There also seems to be a problem with a few of the spells and some missing graphics in the demo. Summon Orc will make a nice attempt at summoning an Orc, but there's no graphics for the Orc. You end up with a shadow on the ground where the Orc should be. This can also foul up Turn Based combat as well, since the graphicless Orc is considered to be there, and gets a turn, but never does anything because it's not quite there. Of course, this won't be a problem in the final version, but it's just something to consider in the demo.
The interface has a fairly steep learning curve as well. Once you get the hang of it, it's not a problem. The problem is, naturally, the time it does take to get the hang of it. Most things on the interface are obvious, some are not obvious and require you to know what key to press. Depending on where you downloaded the demo, it may or may not come with a Word document version of the Manual. If you have this manual, it's a good idea to read parts of it at least, such as Appendix A-10, the keyboard reference.
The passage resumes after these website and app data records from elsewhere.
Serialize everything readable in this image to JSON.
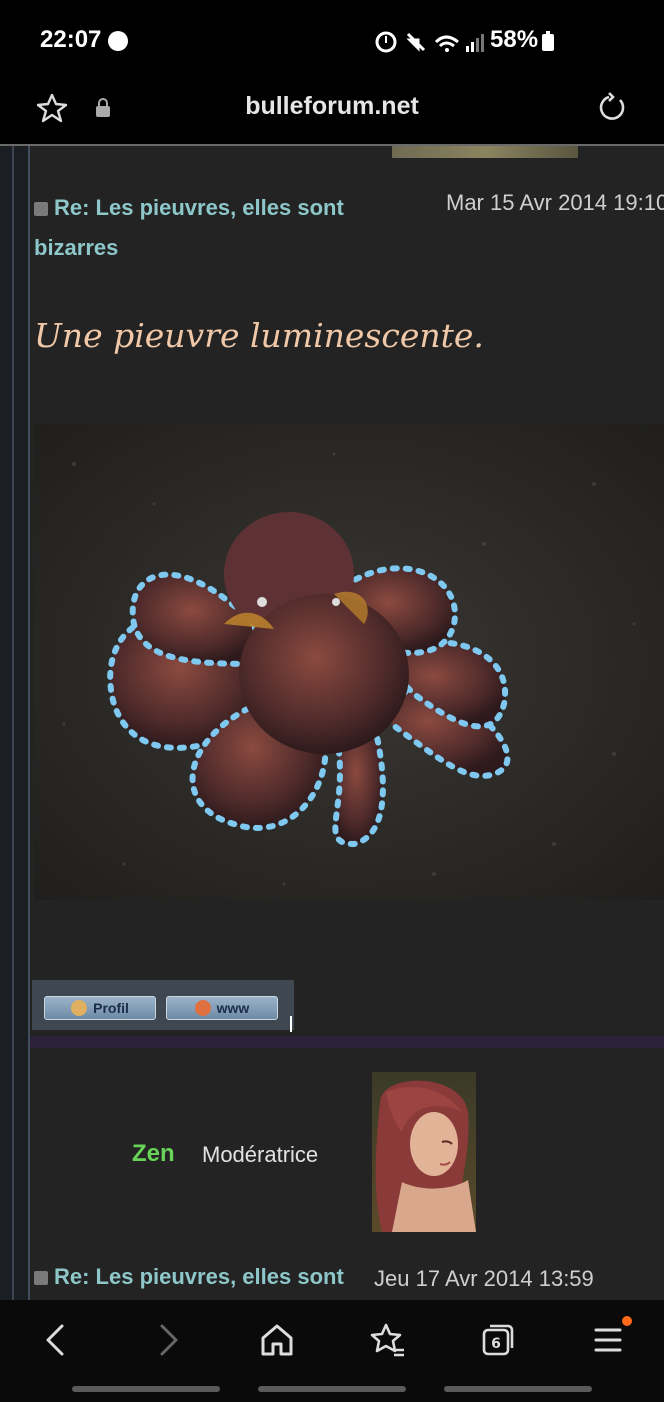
{
  "status_bar": {
    "time": "22:07",
    "icons": "⏰ 🔇 📶",
    "battery": "58%"
  },
  "browser": {
    "url": "bulleforum.net"
  },
  "post": {
    "title": "Re: Les pieuvres, elles sont bizarres",
    "date": "Mar 15 Avr 2014 19:10",
    "heading": "Une pieuvre luminescente.",
    "buttons": {
      "profil": "Profil",
      "www": "www"
    }
  },
  "next_post": {
    "author": "Zen",
    "rank": "Modératrice",
    "title": "Re: Les pieuvres, elles sont",
    "date": "Jeu 17 Avr 2014 13:59"
  },
  "colors": {
    "accent_link": "#8ec7c9",
    "heading": "#f0c8a8",
    "author": "#67d357",
    "menu_notification": "#ff6a1a"
  },
  "icons": {
    "nav": [
      "back-icon",
      "forward-icon",
      "home-icon",
      "bookmarks-icon",
      "tabs-icon",
      "menu-icon"
    ],
    "tabs_count": "6"
  }
}
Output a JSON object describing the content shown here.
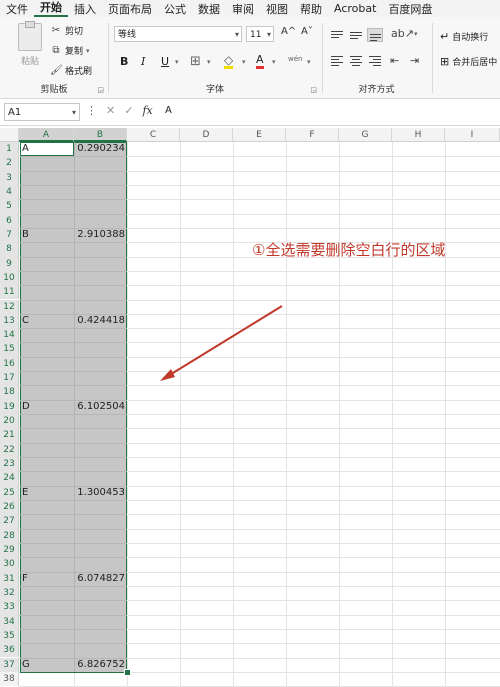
{
  "menu": [
    "文件",
    "开始",
    "插入",
    "页面布局",
    "公式",
    "数据",
    "审阅",
    "视图",
    "帮助",
    "Acrobat",
    "百度网盘"
  ],
  "active_menu_index": 1,
  "clipboard": {
    "paste_label": "粘贴",
    "cut_label": "剪切",
    "copy_label": "复制",
    "format_painter_label": "格式刷",
    "group_label": "剪贴板"
  },
  "font": {
    "name": "等线",
    "size": "11",
    "grow_label": "A^",
    "shrink_label": "A˅",
    "bold": "B",
    "italic": "I",
    "underline": "U",
    "font_color_letter": "A",
    "phonetic_label": "wén",
    "group_label": "字体"
  },
  "alignment": {
    "wrap_label": "自动换行",
    "merge_label": "合并后居中",
    "group_label": "对齐方式"
  },
  "formula_bar": {
    "name_box": "A1",
    "fx_label": "fx",
    "value": "A"
  },
  "columns": [
    "A",
    "B",
    "C",
    "D",
    "E",
    "F",
    "G",
    "H",
    "I"
  ],
  "rows": [
    1,
    2,
    3,
    4,
    5,
    6,
    7,
    8,
    9,
    10,
    11,
    12,
    13,
    14,
    15,
    16,
    17,
    18,
    19,
    20,
    21,
    22,
    23,
    24,
    25,
    26,
    27,
    28,
    29,
    30,
    31,
    32,
    33,
    34,
    35,
    36,
    37,
    38
  ],
  "cells": [
    {
      "row": 1,
      "a": "A",
      "b": "0.290234"
    },
    {
      "row": 7,
      "a": "B",
      "b": "2.910388"
    },
    {
      "row": 13,
      "a": "C",
      "b": "0.424418"
    },
    {
      "row": 19,
      "a": "D",
      "b": "6.102504"
    },
    {
      "row": 25,
      "a": "E",
      "b": "1.300453"
    },
    {
      "row": 31,
      "a": "F",
      "b": "6.074827"
    },
    {
      "row": 37,
      "a": "G",
      "b": "6.826752"
    }
  ],
  "annotation": "①全选需要删除空白行的区域",
  "colors": {
    "accent": "#217346",
    "annotation": "#c0392b",
    "selection": "#c6c6c6"
  }
}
The graphics in the demo aren't the best I've seen either. However, I've seen numerous screenshots of other locations in the game that would suggest that the lackluster graphics of the demo are limited to the tile set of Shrouded Hills. Still, it would have been nice if the demo allowed for higher resolutions.
..scrap heap of unverifiable odds and ends which we call tradition.
All in all, the Arcanum demo leaves me with a pleasant, warm feeling. Even a town as small as the one featured in the demo is literally loaded with things to do. If the final version has as many things to do, I can see this game occupying a great deal of time for people who enjoy games with depth.
The character system in the game is top notch by all accounts. Sure, it can intimidate the faint of heart at first, but that's not such a bad thing. It just means lengthy play testing times for gamers as well as an immeasurable amount of dialogue on the subject of building characters.
Congratulations, Troika, I am impressed.